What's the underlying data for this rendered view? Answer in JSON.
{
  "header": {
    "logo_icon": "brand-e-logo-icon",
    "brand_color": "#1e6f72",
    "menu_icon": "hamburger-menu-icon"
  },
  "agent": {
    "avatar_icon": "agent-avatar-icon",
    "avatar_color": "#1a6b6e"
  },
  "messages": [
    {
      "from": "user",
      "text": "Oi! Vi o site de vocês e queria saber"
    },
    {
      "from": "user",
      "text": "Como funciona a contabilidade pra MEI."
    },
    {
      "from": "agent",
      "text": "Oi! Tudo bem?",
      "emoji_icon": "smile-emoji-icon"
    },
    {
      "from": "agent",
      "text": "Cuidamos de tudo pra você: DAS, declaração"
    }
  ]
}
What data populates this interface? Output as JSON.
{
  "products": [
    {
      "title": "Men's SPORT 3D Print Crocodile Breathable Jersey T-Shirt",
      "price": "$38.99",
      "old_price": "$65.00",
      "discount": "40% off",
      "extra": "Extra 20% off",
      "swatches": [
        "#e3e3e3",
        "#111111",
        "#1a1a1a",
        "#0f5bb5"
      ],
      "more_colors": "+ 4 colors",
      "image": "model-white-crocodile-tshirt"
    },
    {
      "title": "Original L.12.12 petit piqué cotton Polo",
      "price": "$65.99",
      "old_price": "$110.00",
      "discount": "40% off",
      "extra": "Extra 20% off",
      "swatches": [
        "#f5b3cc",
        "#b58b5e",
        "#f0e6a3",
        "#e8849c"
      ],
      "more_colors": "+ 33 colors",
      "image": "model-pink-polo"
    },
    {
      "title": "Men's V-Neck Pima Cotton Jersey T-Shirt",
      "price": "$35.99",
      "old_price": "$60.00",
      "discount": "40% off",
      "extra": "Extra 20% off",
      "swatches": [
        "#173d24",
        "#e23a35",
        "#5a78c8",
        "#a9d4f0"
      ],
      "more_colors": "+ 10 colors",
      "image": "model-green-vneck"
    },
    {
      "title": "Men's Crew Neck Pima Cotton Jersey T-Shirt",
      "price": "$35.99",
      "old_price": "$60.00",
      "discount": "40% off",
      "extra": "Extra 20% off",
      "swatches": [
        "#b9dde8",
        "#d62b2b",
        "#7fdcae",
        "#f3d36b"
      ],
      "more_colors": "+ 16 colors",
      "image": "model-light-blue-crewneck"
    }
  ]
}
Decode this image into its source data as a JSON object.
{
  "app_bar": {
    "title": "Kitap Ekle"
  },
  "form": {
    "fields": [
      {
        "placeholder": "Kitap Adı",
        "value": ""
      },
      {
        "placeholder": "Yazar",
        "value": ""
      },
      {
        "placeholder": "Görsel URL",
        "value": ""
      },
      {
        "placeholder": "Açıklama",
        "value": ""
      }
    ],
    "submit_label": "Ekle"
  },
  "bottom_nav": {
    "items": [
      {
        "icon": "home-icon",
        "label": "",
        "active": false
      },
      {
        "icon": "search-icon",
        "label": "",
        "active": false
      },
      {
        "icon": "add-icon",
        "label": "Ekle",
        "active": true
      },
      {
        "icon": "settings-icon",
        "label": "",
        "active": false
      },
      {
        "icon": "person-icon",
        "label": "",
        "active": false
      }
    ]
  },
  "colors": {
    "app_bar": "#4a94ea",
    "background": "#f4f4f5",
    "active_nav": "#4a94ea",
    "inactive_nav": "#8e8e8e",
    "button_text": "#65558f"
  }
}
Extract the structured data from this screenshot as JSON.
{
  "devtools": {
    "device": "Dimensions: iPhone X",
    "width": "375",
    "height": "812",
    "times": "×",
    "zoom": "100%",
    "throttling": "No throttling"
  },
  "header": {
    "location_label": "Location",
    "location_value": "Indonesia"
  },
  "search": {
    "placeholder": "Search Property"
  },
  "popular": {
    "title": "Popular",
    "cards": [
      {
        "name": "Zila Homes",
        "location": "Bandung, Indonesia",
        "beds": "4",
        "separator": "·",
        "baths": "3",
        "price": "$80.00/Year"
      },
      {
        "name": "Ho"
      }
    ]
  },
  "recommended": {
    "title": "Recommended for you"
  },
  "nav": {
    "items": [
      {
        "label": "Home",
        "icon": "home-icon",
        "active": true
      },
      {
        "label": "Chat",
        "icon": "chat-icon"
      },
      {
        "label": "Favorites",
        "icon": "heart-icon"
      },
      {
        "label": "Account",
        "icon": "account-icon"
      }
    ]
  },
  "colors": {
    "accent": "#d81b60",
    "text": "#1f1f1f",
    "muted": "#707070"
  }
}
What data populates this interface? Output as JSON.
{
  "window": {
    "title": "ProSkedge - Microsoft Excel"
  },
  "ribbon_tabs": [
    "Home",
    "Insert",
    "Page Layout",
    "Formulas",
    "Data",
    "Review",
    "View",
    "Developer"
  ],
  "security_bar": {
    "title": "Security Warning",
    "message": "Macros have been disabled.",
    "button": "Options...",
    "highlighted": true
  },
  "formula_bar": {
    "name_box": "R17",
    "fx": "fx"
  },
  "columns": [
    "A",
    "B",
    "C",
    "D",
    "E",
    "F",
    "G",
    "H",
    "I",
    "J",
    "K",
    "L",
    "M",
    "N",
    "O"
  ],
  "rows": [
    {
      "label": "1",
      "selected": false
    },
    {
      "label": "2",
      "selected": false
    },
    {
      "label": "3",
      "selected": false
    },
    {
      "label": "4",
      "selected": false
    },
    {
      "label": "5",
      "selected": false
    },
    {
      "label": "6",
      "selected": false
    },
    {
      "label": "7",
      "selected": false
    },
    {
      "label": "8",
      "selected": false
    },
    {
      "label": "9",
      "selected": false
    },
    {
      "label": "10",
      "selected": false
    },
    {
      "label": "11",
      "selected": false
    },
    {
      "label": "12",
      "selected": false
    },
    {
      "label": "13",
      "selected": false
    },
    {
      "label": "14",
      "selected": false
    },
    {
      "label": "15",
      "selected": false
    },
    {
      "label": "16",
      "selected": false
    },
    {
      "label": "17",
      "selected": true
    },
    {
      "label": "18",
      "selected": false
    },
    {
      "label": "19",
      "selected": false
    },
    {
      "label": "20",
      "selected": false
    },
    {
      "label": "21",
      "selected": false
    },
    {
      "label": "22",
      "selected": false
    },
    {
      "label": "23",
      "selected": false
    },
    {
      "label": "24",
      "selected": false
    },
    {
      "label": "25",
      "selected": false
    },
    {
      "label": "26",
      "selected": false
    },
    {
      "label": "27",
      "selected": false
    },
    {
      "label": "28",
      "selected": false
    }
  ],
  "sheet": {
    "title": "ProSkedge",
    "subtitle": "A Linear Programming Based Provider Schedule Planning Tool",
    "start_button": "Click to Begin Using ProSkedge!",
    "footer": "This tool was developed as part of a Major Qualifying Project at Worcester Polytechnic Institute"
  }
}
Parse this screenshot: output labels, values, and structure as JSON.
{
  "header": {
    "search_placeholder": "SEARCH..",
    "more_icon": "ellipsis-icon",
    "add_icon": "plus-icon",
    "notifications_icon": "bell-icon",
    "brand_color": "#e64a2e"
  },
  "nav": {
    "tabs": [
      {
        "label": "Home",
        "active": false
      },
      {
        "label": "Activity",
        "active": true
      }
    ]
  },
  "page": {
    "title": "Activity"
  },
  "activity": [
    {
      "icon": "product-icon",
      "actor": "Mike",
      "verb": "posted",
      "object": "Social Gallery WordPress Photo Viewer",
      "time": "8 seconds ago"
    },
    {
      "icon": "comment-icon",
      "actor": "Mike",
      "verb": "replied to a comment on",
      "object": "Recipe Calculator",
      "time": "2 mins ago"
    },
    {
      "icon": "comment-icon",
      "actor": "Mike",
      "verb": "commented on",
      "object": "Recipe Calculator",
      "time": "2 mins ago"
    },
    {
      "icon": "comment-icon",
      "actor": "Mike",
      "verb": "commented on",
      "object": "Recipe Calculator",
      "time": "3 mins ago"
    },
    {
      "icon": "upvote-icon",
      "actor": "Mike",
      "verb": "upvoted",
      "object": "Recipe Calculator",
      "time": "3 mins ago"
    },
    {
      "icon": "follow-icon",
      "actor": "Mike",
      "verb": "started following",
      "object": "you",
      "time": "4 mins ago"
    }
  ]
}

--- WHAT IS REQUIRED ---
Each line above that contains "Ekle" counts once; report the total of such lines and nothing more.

--- EXPECTED ANSWER ---
3